The Superior Court of Pennsylvania has upheld the decision that Pennsylvania Innocence Project client Larry Trent Roberts is entitled to a new trial. Roberts was originally granted a retrial in his murder case on June 30, 2017. The prosecution appealed this decision, but on October 10, the Superior Court denied that appeal and agreed Roberts deserves a new trial.
Roberts was implicated in the murder of a man named Duwan Stern, who was shot in his car during a drug deal gone wrong, and convicted of the murder on November 14, 2007. A Post Conviction Relief Act petition was originally filed for Roberts in 2011 and denied by the trial court. However, in 2013, the Superior Court decided that there was a “genuine issue of material fact” regarding Roberts’ location during the crime. It sent the case back for a hearing about whether Roberts’ trial lawyer was ineffective for failing to present evidence about Roberts’ alibi to the jury. The petition was amended twice before a hearing was held in April of 2016, after which the trial court granted Roberts the new trial.

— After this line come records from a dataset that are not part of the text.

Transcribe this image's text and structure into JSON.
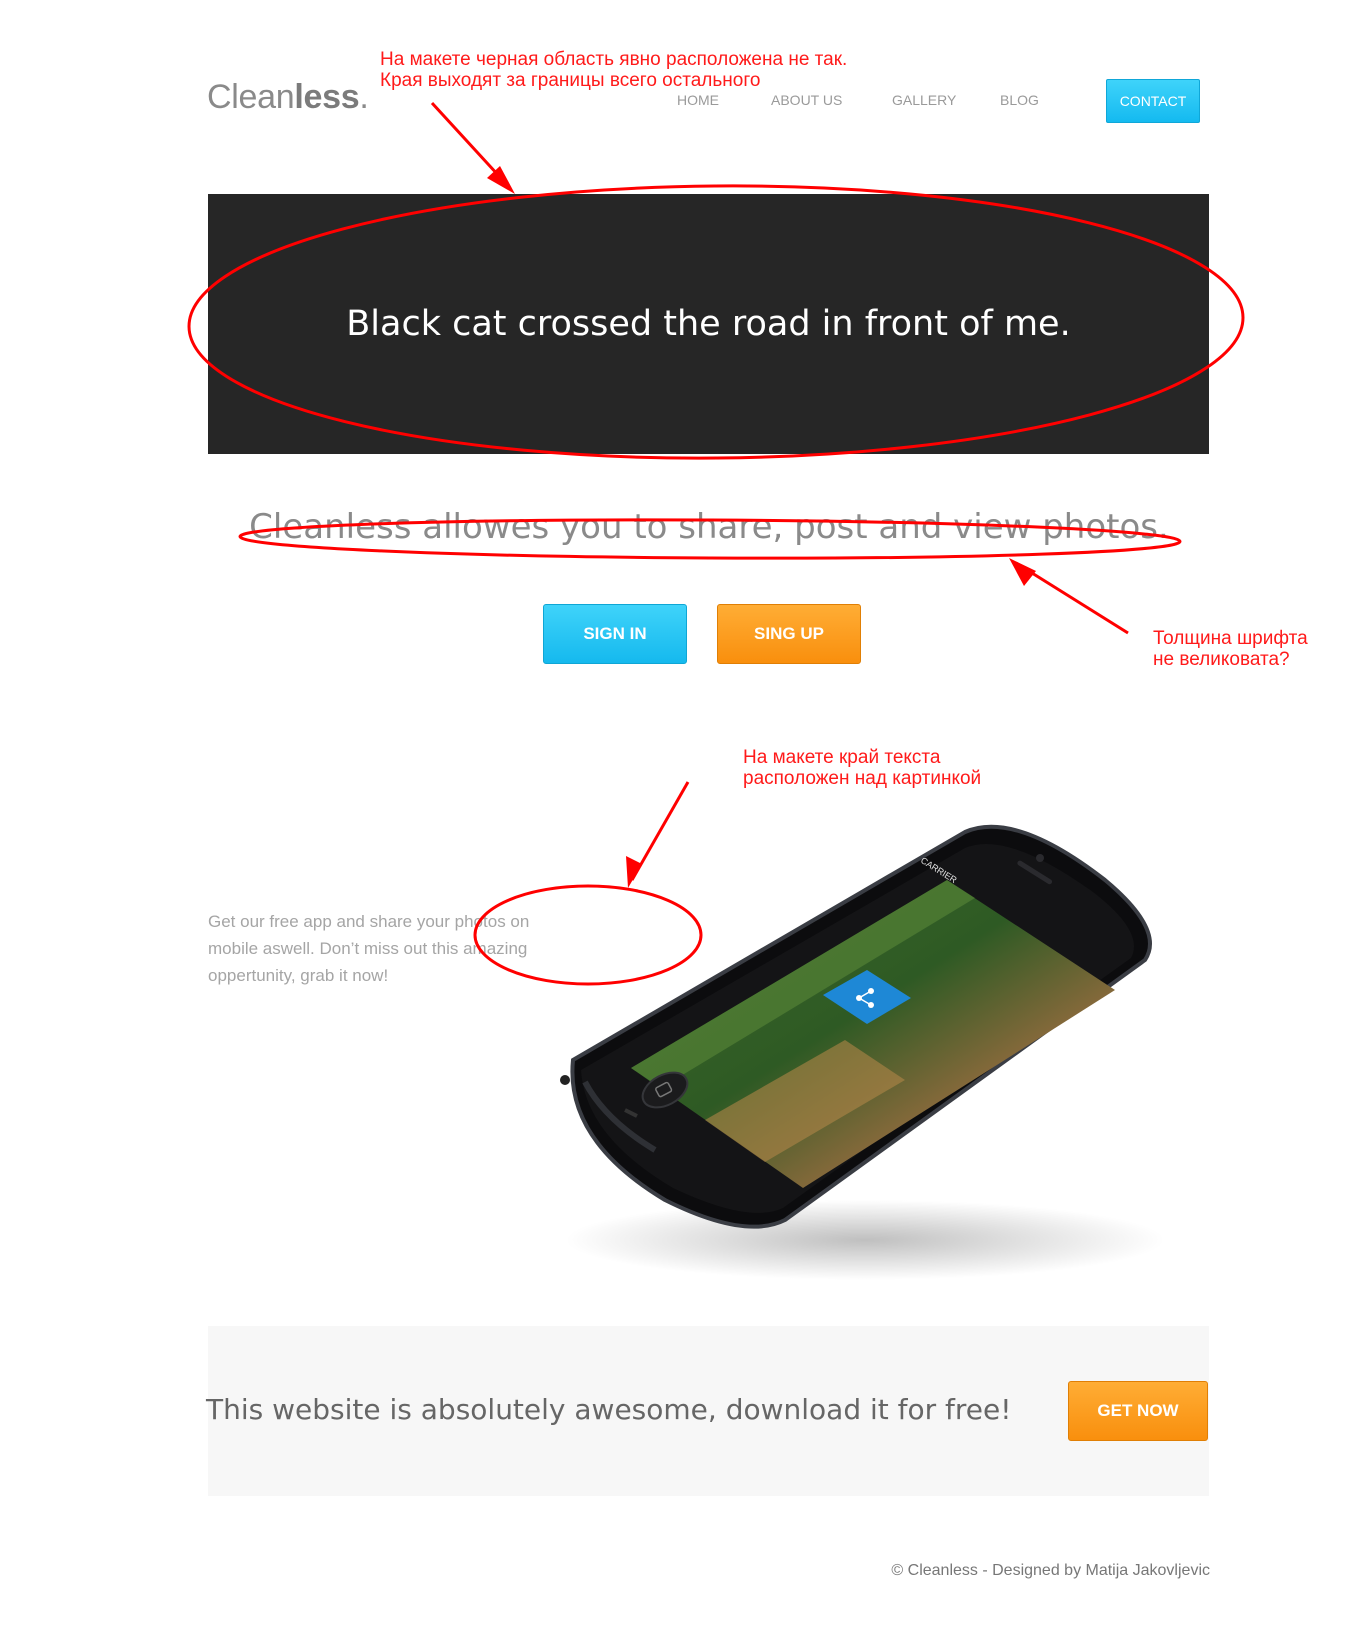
{
  "header": {
    "logo_light": "Clean",
    "logo_bold": "less",
    "logo_dot": ".",
    "nav": [
      "HOME",
      "ABOUT US",
      "GALLERY",
      "BLOG"
    ],
    "contact_label": "CONTACT"
  },
  "hero": {
    "text": "Black cat crossed the road in front of me."
  },
  "tagline": "Cleanless allowes you to share, post and view photos.",
  "buttons": {
    "sign_in": "SIGN IN",
    "sign_up": "SING UP",
    "get_now": "GET NOW"
  },
  "app_section": {
    "text": "Get our free app and share your photos on mobile aswell. Don’t miss out this amazing oppertunity, grab it now!",
    "phone_carrier": "CARRIER"
  },
  "promo": {
    "text": "This website is absolutely awesome, download it for free!"
  },
  "footer": {
    "text": "© Cleanless - Designed by Matija Jakovljevic"
  },
  "annotations": {
    "note1_line1": "На макете черная область явно расположена не так.",
    "note1_line2": "Края выходят за границы всего остального",
    "note2_line1": "Толщина шрифта",
    "note2_line2": "не великовата?",
    "note3_line1": "На макете край текста",
    "note3_line2": "расположен над картинкой"
  },
  "colors": {
    "hero_bg": "#262626",
    "accent_blue": "#14baf0",
    "accent_orange": "#f98f0d",
    "annotation_red": "#ff0000"
  }
}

Roberts could not have murdered Stern, based on analysis of cell phone tower data reflecting the location of Roberts’ phone. The prosecution agreed, on the condition that Roberts was in possession of his cell phone that night– a point Roberts’ trial lawyer did not prove to the jury.
At the April 2016 hearing, the Project presented evidence– including testimony from Roberts, his friend Bernard Lyde, and his fiancee at the time of the crime Tyisha Williams– showing that he did in fact have his cell phone with him at all times on the day and night of Stern’s death. This testimony was corroborated by detailed cell phone call records and a receipt corroborating Williams’ testimony that she and Roberts went to Target together that night.
The hearing also exposed due process violations by the Commonwealth based on emails it did not disclose before trial. These emails indicated that its key eyewitness testified against Roberts in exchange for favorable treatment on criminal charges he was facing in the case, as well as showed the investigating detective’s doubts about Roberts’ guilt based on the cell phone data.
Finally, the only prosecution witness to claim Roberts had a motive for murdering Stern recanted his testimony. At the hearing, witness Layton Potter admitted he was seeking help with his own charges when he testified against Roberts and had no personal knowledge about the crime. This testimony was corroborated by the woman he was dating at the time of the trial.
After Roberts was granted a retrial on all of these grounds, the prosecution appealed.
The Superior Court later affirmed the trial court’s order last week, still finding Roberts’ trial lawyer ineffective for failing to present the alibi defense. Because it agreed with Roberts on this ground, it determined it did not need to reach the other issues. A concurring opinion clarified that trial counsel’s ineffectiveness may have been influenced by the prosecution’s non-disclosures, seeing as he did not have all available evidence.